THE TASK
Every line of the data must be retyped exactly as it stands.

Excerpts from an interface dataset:
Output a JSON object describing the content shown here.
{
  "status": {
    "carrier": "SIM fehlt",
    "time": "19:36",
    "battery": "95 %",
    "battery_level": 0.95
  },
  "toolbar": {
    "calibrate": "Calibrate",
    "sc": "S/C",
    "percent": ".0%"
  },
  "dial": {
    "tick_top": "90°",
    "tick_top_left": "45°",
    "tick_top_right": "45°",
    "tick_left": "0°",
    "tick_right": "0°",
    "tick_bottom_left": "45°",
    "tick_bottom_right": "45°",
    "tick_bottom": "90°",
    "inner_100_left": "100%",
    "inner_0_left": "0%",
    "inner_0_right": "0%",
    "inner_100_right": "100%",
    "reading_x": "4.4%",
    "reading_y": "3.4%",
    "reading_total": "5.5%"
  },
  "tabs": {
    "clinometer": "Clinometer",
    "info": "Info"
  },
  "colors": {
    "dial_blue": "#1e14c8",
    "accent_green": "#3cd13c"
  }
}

RESULT OF THIS TASK
Output a JSON object describing the content shown here.
{
  "status": {
    "carrier": "SIM fehlt",
    "time": "19:36",
    "battery": "95 %",
    "battery_level": 0.95
  },
  "toolbar": {
    "calibrate": "Calibrate",
    "sc": "S/C",
    "percent": ".0%"
  },
  "dial": {
    "tick_top": "90°",
    "tick_top_left": "45°",
    "tick_top_right": "45°",
    "tick_left": "0°",
    "tick_right": "0°",
    "tick_bottom_left": "45°",
    "tick_bottom_right": "45°",
    "tick_bottom": "90°",
    "inner_100_left": "100%",
    "inner_0_left": "0%",
    "inner_0_right": "0%",
    "inner_100_right": "100%",
    "reading_x": "4.4%",
    "reading_y": "3.4%",
    "reading_total": "5.5%"
  },
  "tabs": {
    "clinometer": "Clinometer",
    "info": "Info"
  },
  "colors": {
    "dial_blue": "#1e14c8",
    "accent_green": "#3cd13c"
  }
}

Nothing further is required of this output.